Tuesday, 20 February 2007

The Broom by Giacomo Leopardi


These are the first two stanzas of what is a very long poem.

Wild Broom (or The Flower of the Desert)
‘And men loved darkness rather than the light’
John, III:19

Fragrant broom,
content with deserts:
here on the arid slope of Vesuvius,
that formidable mountain, the destroyer,
that no other tree or flower adorns,
you scatter your lonely
bushes all around. I’ve seen before
how you beautify empty places
with your stems, circling the City
once the mistress of the world,
and it seems that with their grave,
silent, aspect they bear witness,
reminding the passer-by
of that lost empire.
Now I see you again on this soil,
a lover of sad places abandoned by the world,
a faithful friend of hostile fortune.
These fields scattered
with barren ash, covered
with solid lava,
that resounds under the traveller’s feet:
where snakes twist, and couple
in the sun, and the rabbits return
to their familiar cavernous burrows:
were once happy, prosperous farms.
They were golden with corn, echoed
to lowing cattle:
there were gardens and palaces,
the welcome leisure retreats
for powerful, famous cities,
which the proud mountain crushed
with all their people, beneath the torrents
from its fiery mouth. Now all around
is one ruin,
where you root, gentle flower, and as though
commiserating with others’ loss, send
a perfume of sweetest fragrance to heaven,
that consoles the desert. Let those
who praise our existence visit
these slopes, to see how carefully
our race is nurtured
by loving Nature. And here
they can justly estimate
and measure the power of humankind,
that the harsh nurse, can with a slight movement,
obliterate one part of, in a moment, when we
least fear it, and with a little less gentle
a motion, suddenly,
annihilate altogether.
The ‘magnificent and progressive fate’
of the human race
is depicted in this place.

Proud, foolish century, look,
and see yourself reflected,
you who’ve abandoned
the path, marked by advancing thought
till now, and reversed your steps,
boasting of this regression
you call progress.
All the intellectuals, whose evil fate
gave them you for a father,
praise your babbling, though
they often make a mockery
of you, among themselves. But I’ll
not vanish into the grave in shame:
As far as I can, I’ll demonstrate,
the scorn for you, openly,
that’s in my heart,
though I know oblivion crushes
those hated by their own time.
I’ve already mocked enough
at that fate I’ll share with you.
You pursue Freedom, yet want thought
to be slave of a single age again:
by thought we’ve risen a little higher
than barbarism, by thought alone civilisation
grows, only thought guides public affairs
towards the good.
The truth of your harsh fate
and the lowly place Nature gave you
displease you so. Because of it
you turn your backs on the light
that illuminated you: and in flight,
you call him who pursues it vile,
and only him great of heart
who foolishly or cunningly mocks himself
or others, praising our human state above the stars.
There is a downloadable translation of the whole poem here:

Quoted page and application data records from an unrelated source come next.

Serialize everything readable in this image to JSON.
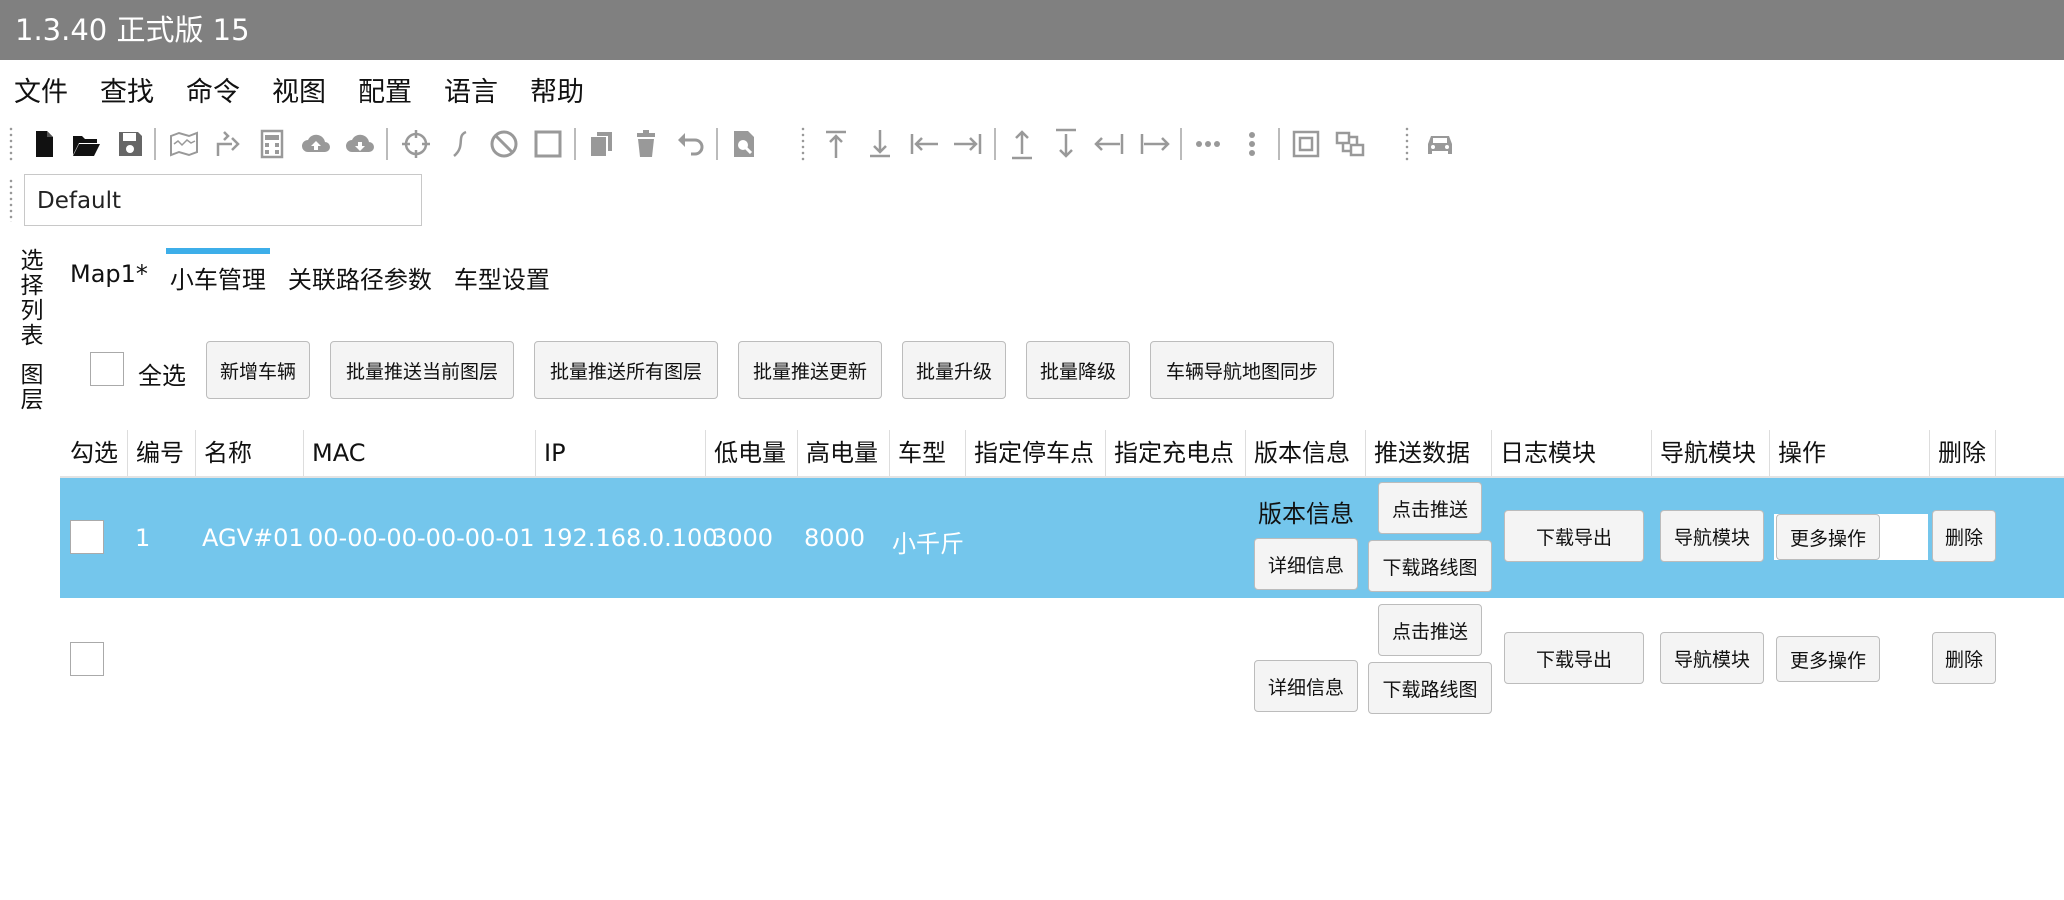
{
  "window": {
    "title": "1.3.40 正式版 15"
  },
  "menu": [
    "文件",
    "查找",
    "命令",
    "视图",
    "配置",
    "语言",
    "帮助"
  ],
  "toolbar_icons": [
    "new-file-icon",
    "open-folder-icon",
    "save-icon",
    "map-icon",
    "route-icon",
    "calculator-icon",
    "cloud-upload-icon",
    "cloud-download-icon",
    "target-icon",
    "curve-icon",
    "forbidden-icon",
    "square-icon",
    "copy-icon",
    "delete-icon",
    "undo-icon",
    "search-doc-icon",
    "align-top-icon",
    "align-bottom-icon",
    "align-left-icon",
    "align-right-icon",
    "distribute-up-icon",
    "distribute-down-icon",
    "distribute-left-icon",
    "distribute-right-icon",
    "more-horizontal-icon",
    "more-vertical-icon",
    "fit-view-icon",
    "group-icon",
    "car-icon"
  ],
  "layer_combo": {
    "value": "Default"
  },
  "side_tabs": [
    "选择列表",
    "图层"
  ],
  "tabs": [
    "Map1*",
    "小车管理",
    "关联路径参数",
    "车型设置"
  ],
  "active_tab": 1,
  "actions": {
    "select_all": "全选",
    "buttons": [
      "新增车辆",
      "批量推送当前图层",
      "批量推送所有图层",
      "批量推送更新",
      "批量升级",
      "批量降级",
      "车辆导航地图同步"
    ]
  },
  "table": {
    "columns": [
      "勾选",
      "编号",
      "名称",
      "MAC",
      "IP",
      "低电量",
      "高电量",
      "车型",
      "指定停车点",
      "指定充电点",
      "版本信息",
      "推送数据",
      "日志模块",
      "导航模块",
      "操作",
      "删除"
    ],
    "rows": [
      {
        "selected": true,
        "id": "1",
        "name": "AGV#01",
        "mac": "00-00-00-00-00-01",
        "ip": "192.168.0.100",
        "low": "3000",
        "high": "8000",
        "type": "小千斤",
        "park": "",
        "charge": "",
        "version_text": "版本信息"
      },
      {
        "selected": false,
        "id": "",
        "name": "",
        "mac": "",
        "ip": "",
        "low": "",
        "high": "",
        "type": "",
        "park": "",
        "charge": "",
        "version_text": ""
      }
    ],
    "row_buttons": {
      "detail": "详细信息",
      "push": "点击推送",
      "download_route": "下载路线图",
      "export_log": "下载导出",
      "nav": "导航模块",
      "more": "更多操作",
      "delete": "删除"
    }
  },
  "colors": {
    "titlebar": "#808080",
    "selected_row": "#74c6ec",
    "tab_accent": "#3daee9"
  }
}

3 comments:

billo said...

C, hello.
Haven't read your posts yet but just wanted to tell you of a great book-just up your street-that I've been reading since morning: Geoff Dyer's The missing of the Somme. do check it out.

Cheerio,

b.

Celia said...

Thanks for the reference, Billo. I looked the book up and could read some of it online. May buy it. My maternal grandfather also fought in The Great War and somehow survived. He was sent to Mesopotamia(as was) in the end and only got back home in 1919 or 20, by which time my mother was almost five and he'd never seen her. I often think I ought to try to find out more about his military service - he himself never mentioned it again and died of lung cancer, aged 54.What a life, if you can call it that.

billo said...

Sounds fascinating. It is not surprising that so few people talked about their experiences.
Larkin has a great poem on the end of innocence -and I think it was just that.

Got to rush. Ubo has roped me in to going to B&Q . Blast!